Paulsen accepts Vernay apology but disappointed positions weren’t altered

Paulsen accepts Vernay apology but disappointed positions weren’t altered

Photo: TCR

Stian Paulsen has accepted Jean-Karl Vernay’s apology for contact between the pair during the opening TCR Europe race at Paul Ricard, but feels the Audi Sport driver should have received a small time penalty to redress the issue.

The contact, which came mid-corner through Virage du Pont in the closing stages as part of an enthralling scrap for positions 4th through to 8th, sent Paulsen’s CUPRA out wide and dropped him behind Vernay and the Hyundai i30 N of Igor Stefanovski.

Vernay would finish 6th in the Audi RS 3 LMS, with Paulsen coming home 8th.

The two spoke after the race, in which 2017 TCR International Series Champion Vernay acknowledged responsibility for the clash and apologised to Paulsen.

Speaking to TouringCars.net, the Norwegian accepted Vernay’s apology but feels the stewards should have intervened with a time penalty to drop the WRT driver back behind Paulsen.

“I was in the middle of the corner and I was just hit really hard at the rear end,” explained Paulsen.

“He came and said sorry, accepted it was one hundred percent his fault and everything. We cannot change it now so that will have to be okay, but I was a little bit surprised he didn’t get any time penalty.

“I was actually pretty sure I was going to be P7 after he got a five-second time penalty but nothing happened, so I’m a little bit disappointed about that but we’ll try again. I’ll be pushing really hard from the first lap.”

Paulsen, who rebuilt his machine after a heavy crash at Oschersleben last year, hasn’t been able to test prior to making the journey to Le Castellet.

To try and make up ground on the opposition, he tried a bold move on setup ahead of the first race, which ultimately did not pay off.

“The race was pretty hard from my point of view,” he admitted.
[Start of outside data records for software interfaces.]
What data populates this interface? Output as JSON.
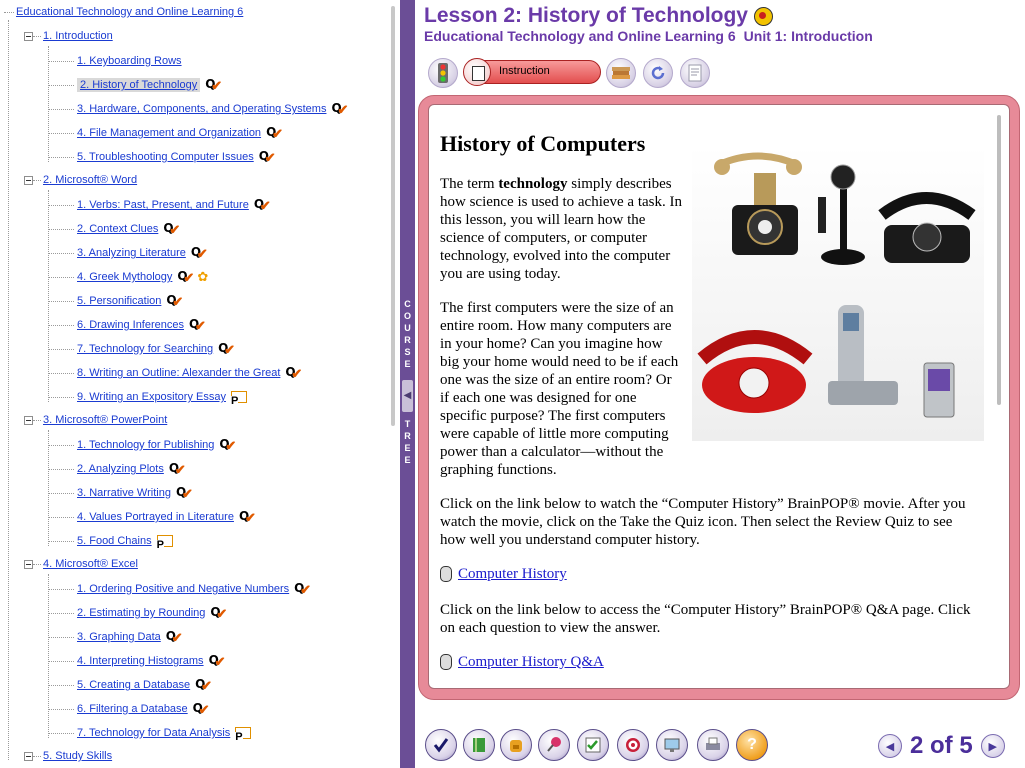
{
  "course_tree": {
    "root": "Educational Technology and Online Learning 6",
    "sections": [
      {
        "label": "1. Introduction",
        "items": [
          {
            "label": "1. Keyboarding Rows",
            "icon": "none"
          },
          {
            "label": "2. History of Technology",
            "icon": "quiz",
            "selected": true
          },
          {
            "label": "3. Hardware, Components, and Operating Systems",
            "icon": "quiz"
          },
          {
            "label": "4. File Management and Organization",
            "icon": "quiz"
          },
          {
            "label": "5. Troubleshooting Computer Issues",
            "icon": "quiz"
          }
        ]
      },
      {
        "label": "2. Microsoft® Word",
        "items": [
          {
            "label": "1. Verbs: Past, Present, and Future",
            "icon": "quiz"
          },
          {
            "label": "2. Context Clues",
            "icon": "quiz"
          },
          {
            "label": "3. Analyzing Literature",
            "icon": "quiz"
          },
          {
            "label": "4. Greek Mythology",
            "icon": "quiz-flower"
          },
          {
            "label": "5. Personification",
            "icon": "quiz"
          },
          {
            "label": "6. Drawing Inferences",
            "icon": "quiz"
          },
          {
            "label": "7. Technology for Searching",
            "icon": "quiz"
          },
          {
            "label": "8. Writing an Outline: Alexander the Great",
            "icon": "quiz"
          },
          {
            "label": "9. Writing an Expository Essay",
            "icon": "project"
          }
        ]
      },
      {
        "label": "3. Microsoft® PowerPoint",
        "items": [
          {
            "label": "1. Technology for Publishing",
            "icon": "quiz"
          },
          {
            "label": "2. Analyzing Plots",
            "icon": "quiz"
          },
          {
            "label": "3. Narrative Writing",
            "icon": "quiz"
          },
          {
            "label": "4. Values Portrayed in Literature",
            "icon": "quiz"
          },
          {
            "label": "5. Food Chains",
            "icon": "project"
          }
        ]
      },
      {
        "label": "4. Microsoft® Excel",
        "items": [
          {
            "label": "1. Ordering Positive and Negative Numbers",
            "icon": "quiz"
          },
          {
            "label": "2. Estimating by Rounding",
            "icon": "quiz"
          },
          {
            "label": "3. Graphing Data",
            "icon": "quiz"
          },
          {
            "label": "4. Interpreting Histograms",
            "icon": "quiz"
          },
          {
            "label": "5. Creating a Database",
            "icon": "quiz"
          },
          {
            "label": "6. Filtering a Database",
            "icon": "quiz"
          },
          {
            "label": "7. Technology for Data Analysis",
            "icon": "project"
          }
        ]
      },
      {
        "label": "5. Study Skills",
        "items": []
      }
    ]
  },
  "divider": {
    "label_top": "COURSE",
    "label_bottom": "TREE"
  },
  "header": {
    "title": "Lesson 2: History of Technology",
    "course": "Educational Technology and Online Learning 6",
    "unit": "Unit 1: Introduction"
  },
  "toolbar": {
    "instruction_label": "Instruction",
    "icons": [
      "traffic-light-icon",
      "instruction-icon",
      "books-icon",
      "refresh-icon",
      "notes-icon"
    ]
  },
  "content": {
    "heading": "History of Computers",
    "p1_pre": "The term ",
    "p1_bold": "technology",
    "p1_post": " simply describes how science is used to achieve a task. In this lesson, you will learn how the science of computers, or computer technology, evolved into the computer you are using today.",
    "p2": "The first computers were the size of an entire room. How many computers are in your home? Can you imagine how big your home would need to be if each one was the size of an entire room? Or if each one was designed for one specific purpose? The first computers were capable of little more computing power than a calculator—without the graphing functions.",
    "p3": "Click on the link below to watch the “Computer History” BrainPOP® movie. After you watch the movie, click on the Take the Quiz icon. Then select the Review Quiz to see how well you understand computer history.",
    "link1": "Computer History",
    "p4": "Click on the link below to access the “Computer History” BrainPOP® Q&A page. Click on each question to view the answer.",
    "link2": "Computer History Q&A"
  },
  "bottom_bar": {
    "icons": [
      "checkmark-icon",
      "book-icon",
      "backpack-icon",
      "pushpin-icon",
      "grid-check-icon",
      "target-icon",
      "monitor-icon",
      "printer-icon",
      "help-icon"
    ]
  },
  "pager": {
    "text": "2 of 5",
    "current": 2,
    "total": 5
  },
  "colors": {
    "brand_purple": "#6a3aa8",
    "frame_pink": "#e78a98",
    "link_blue": "#1a3bd1"
  }
}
“This car, with this tyre and weight, it gives too much grip at the rear and I didn’t do any testing before this year, until we started the car up on Friday morning because of the crash at Oschersleben last year.

“So I was thinking ‘let’s try something crazy’ [on the setup], it’ll either work really well, or we’re just going to finish in the top ten.”

The final race in the south of France gets underway at 15:50 CEST.